UNHM program addresses science teacher shortage
Effort combines biology studies with education training
Derek Burkhardt always wanted to be a teacher. He attended to the University of New Hampshire at Manchester to explore his teaching options in the arts, but ultimately decided to become a biology major and seek a career as an environmental consultant.
This summer, Burkhardt is finishing up his bachelor’s degree in biology, but he’s come back around again on the teaching career.
“I realized I always wanted to be a teacher and just because I didn’t want to be an art teacher didn’t mean I couldn’t be a science teacher,” said Burkhardt.
Burkhardt is entering an area of teaching where certified professionals are in short supply. Across the country, and in New Hampshire, science teachers are considered a “critical shortage area,” specifically in middle school and some high school science classes.
When a critical shortage area is declared, school districts can hire people without teaching degrees in these positions as long as the person holds a bachelor’s degree in the subject area and has passed the Praxis exam required to teach in New Hampshire. When seeking this alternative route to certification, known as Alternative 4, teachers agree to undergo additional training and to be overseen by a mentor.
Patricia Halpin, assistant professor of biology at UNH Manchester, said UNH Manchester offers an education track for biology majors that provides a base in education training, giving students the option of seeking certification through alternative means or to go on to a master’s program.
The track requires students to take botany and zoology, science courses that count toward their degree but are considered electives, she said. Students must also take Exploring Teaching, known to many as ED 500. The class also counts as an elective, but is highly valuable because it gives students time in a local classroom shadowing a teacher.
“It helps them see if they really want to do it,” said Halpin. “It really gets their feet wet.”
‘Teaching and learning’
There are other opportunities for UNH Manchester students to get exposure to the teaching profession, Halpin said, such as the ESOL and EXCELL summer program, which provides intensive language training to speakers of other languages ages 12 and older.

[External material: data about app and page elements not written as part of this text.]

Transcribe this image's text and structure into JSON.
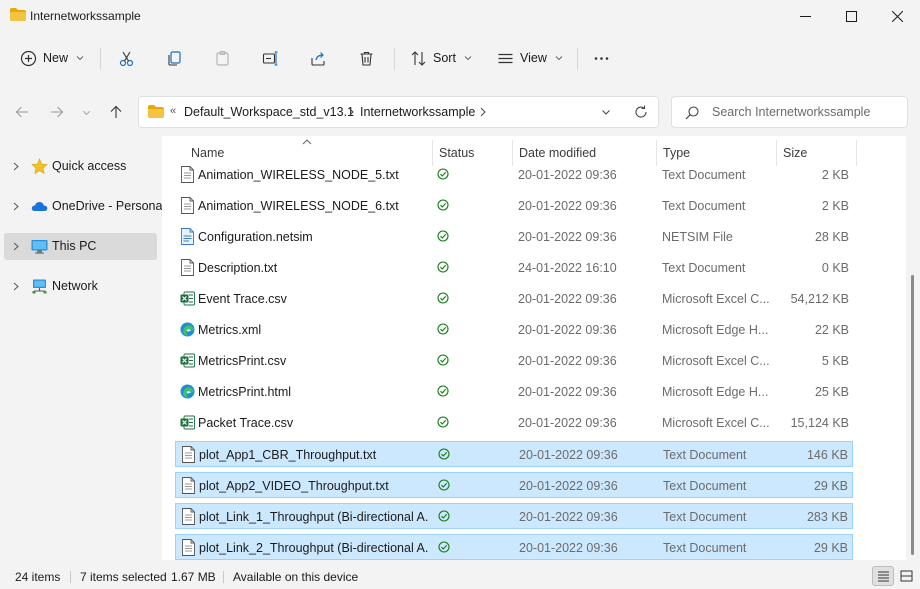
{
  "window": {
    "title": "Internetworkssample",
    "controls": {
      "minimize": "minimize",
      "maximize": "maximize",
      "close": "close"
    }
  },
  "toolbar": {
    "new_label": "New",
    "sort_label": "Sort",
    "view_label": "View"
  },
  "address": {
    "segments": [
      "Default_Workspace_std_v13.1",
      "Internetworkssample"
    ],
    "overflow_glyph": "«"
  },
  "search": {
    "placeholder": "Search Internetworkssample"
  },
  "nav": {
    "items": [
      {
        "label": "Quick access",
        "icon": "star-icon"
      },
      {
        "label": "OneDrive - Personal",
        "icon": "cloud-icon"
      },
      {
        "label": "This PC",
        "icon": "monitor-icon",
        "selected": true
      },
      {
        "label": "Network",
        "icon": "network-icon"
      }
    ]
  },
  "columns": {
    "name": "Name",
    "status": "Status",
    "date": "Date modified",
    "type": "Type",
    "size": "Size"
  },
  "files": [
    {
      "name": "Animation_WIRELESS_NODE_5.txt",
      "date": "20-01-2022 09:36",
      "type": "Text Document",
      "size": "2 KB",
      "icon": "text",
      "selected": false
    },
    {
      "name": "Animation_WIRELESS_NODE_6.txt",
      "date": "20-01-2022 09:36",
      "type": "Text Document",
      "size": "2 KB",
      "icon": "text",
      "selected": false
    },
    {
      "name": "Configuration.netsim",
      "date": "20-01-2022 09:36",
      "type": "NETSIM File",
      "size": "28 KB",
      "icon": "netsim",
      "selected": false
    },
    {
      "name": "Description.txt",
      "date": "24-01-2022 16:10",
      "type": "Text Document",
      "size": "0 KB",
      "icon": "text",
      "selected": false
    },
    {
      "name": "Event Trace.csv",
      "date": "20-01-2022 09:36",
      "type": "Microsoft Excel C...",
      "size": "54,212 KB",
      "icon": "excel",
      "selected": false
    },
    {
      "name": "Metrics.xml",
      "date": "20-01-2022 09:36",
      "type": "Microsoft Edge H...",
      "size": "22 KB",
      "icon": "edge",
      "selected": false
    },
    {
      "name": "MetricsPrint.csv",
      "date": "20-01-2022 09:36",
      "type": "Microsoft Excel C...",
      "size": "5 KB",
      "icon": "excel",
      "selected": false
    },
    {
      "name": "MetricsPrint.html",
      "date": "20-01-2022 09:36",
      "type": "Microsoft Edge H...",
      "size": "25 KB",
      "icon": "edge",
      "selected": false
    },
    {
      "name": "Packet Trace.csv",
      "date": "20-01-2022 09:36",
      "type": "Microsoft Excel C...",
      "size": "15,124 KB",
      "icon": "excel",
      "selected": false
    },
    {
      "name": "plot_App1_CBR_Throughput.txt",
      "date": "20-01-2022 09:36",
      "type": "Text Document",
      "size": "146 KB",
      "icon": "text",
      "selected": true
    },
    {
      "name": "plot_App2_VIDEO_Throughput.txt",
      "date": "20-01-2022 09:36",
      "type": "Text Document",
      "size": "29 KB",
      "icon": "text",
      "selected": true
    },
    {
      "name": "plot_Link_1_Throughput (Bi-directional A...",
      "date": "20-01-2022 09:36",
      "type": "Text Document",
      "size": "283 KB",
      "icon": "text",
      "selected": true
    },
    {
      "name": "plot_Link_2_Throughput (Bi-directional A...",
      "date": "20-01-2022 09:36",
      "type": "Text Document",
      "size": "29 KB",
      "icon": "text",
      "selected": true
    }
  ],
  "status": {
    "item_count": "24 items",
    "selected_count": "7 items selected",
    "selected_size": "1.67 MB",
    "availability": "Available on this device"
  },
  "colors": {
    "selection_fill": "#cce8ff",
    "selection_border": "#99d1ff",
    "folder": "#f5c342",
    "sync_ok": "#107c10"
  }
}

UNH Manchester students are often recruited to offer instruction, which gives them teaching experiences in a completely unique environment, said Halpin. For example, in 2013 biology students worked with middle school students in the EXCELL program conducting DNA extraction, synthetic urinalysis, dissection of a preserved kidney and sensory experiments testing their vision, hearing, equilibrium, taste and sense of smell.
Students who decide to take the education track also have the opportunity to enter UNH’s accelerated master’s program in Manchester or Durham, which counts advanced classes (up to 12 credits) taken during senior year towards the credits needed for a master of education or master of arts in teaching degree. Students are encouraged to apply to the program in their junior year and must have a GPA of 3.2 or higher to be eligible.
The final year is spent “teaching and learning” said Halpin, with students taking a year-long internship as a student teacher at a local school.
As for Burkhardt, he said the majority of his fellow biology majors were studying to go on to a career in medicine, but that recently he’s met more students who are considering education as well.
“I think people enter the undergraduate program thinking they’re going into the private sector, and as they go they think more about going into education,” said Burkhardt. Choosing that education track gives students a range of career options, he added, because they must obtain a broad understanding of the science fields.
Halpin said few schools in the area outside of the UNH system offer degrees that set students on the path of becoming a biology teacher.
“It’s our niche in the area and it’s really needed,” said Halpin.